Communities of practice

The journal article was called ‘Problem-based learning in clinical bioinformatics education: Does it help to create communities of practice?’. The article considered a new part-time Masters programme established in 2013 training bioinformaticians for the NHS. Trainees on the programme are based in the NHS and come to the University campus for short periods of teaching for the educational component for a new profession. The paper examines the use of flipped teaching with problem-based learning and embedded clinical case studies in the creation of communities of practice. As all the students were part of a new profession, the team wanted to explore how communities of practice could help these new trainees share knowledge and improve practice in healthcare.

The article generated much discussion from the group from the use of personas when teaching online to translating the flipped teaching method to large undergraduate programmes who cannot immediately apply what they’ve learnt in practice.
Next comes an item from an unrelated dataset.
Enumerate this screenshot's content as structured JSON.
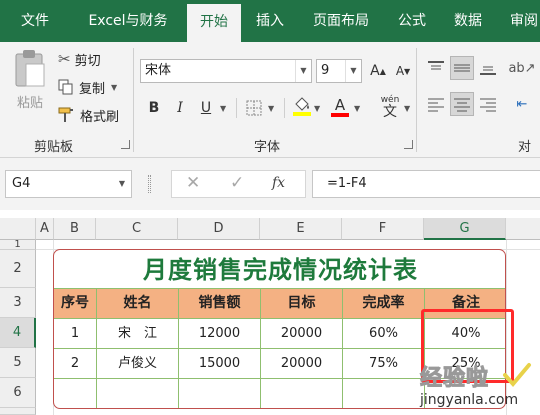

In establishing communities of practice, the paper stressed the importance of enabling the group to develop their own communication mechanisms (for past cohorts these had included WhatsApp, Google groups and Slack).

The take home messages from the participants of the journal club at the end of the session were as follows:

  • The importance of considering the organic nature of how the students interact even when the learning has been scaffolded.
  • Contemplating communities of practice in more detail particularly during the current situation of online learning in Higher Education (due to the COVID-19 pandemic), for example, learning architecture and sense of belonging.
  • Examining further how students evolve from studying to practice within communities of practice.
  • Looking at course design with greater insight – this will be useful for developing skills for group work and online tutorials.
  • Bringing together social constructivism learning with more traditional approaches like problem-based learning. Developing effective communities of practice will be essential for Medical School students going forward; using Blackboard and other online learning tools to jell the whole process together.
  • Recognising the value of writing a paper and capturing the scholarly activities undertaken as part of the ongoing development, reflection, review and revision of the teaching activity. It was noted that it would be good to identify a mechanism for supporting this approach more widely in academic staff doing innovative pieces of work across the University.
  • The importance of journal clubs like this one allowing academic staff the time and momentum as well as the support structures in place to review papers and help getting them published.

Continue the conversation through our Yammer Pedagogy Journal Club.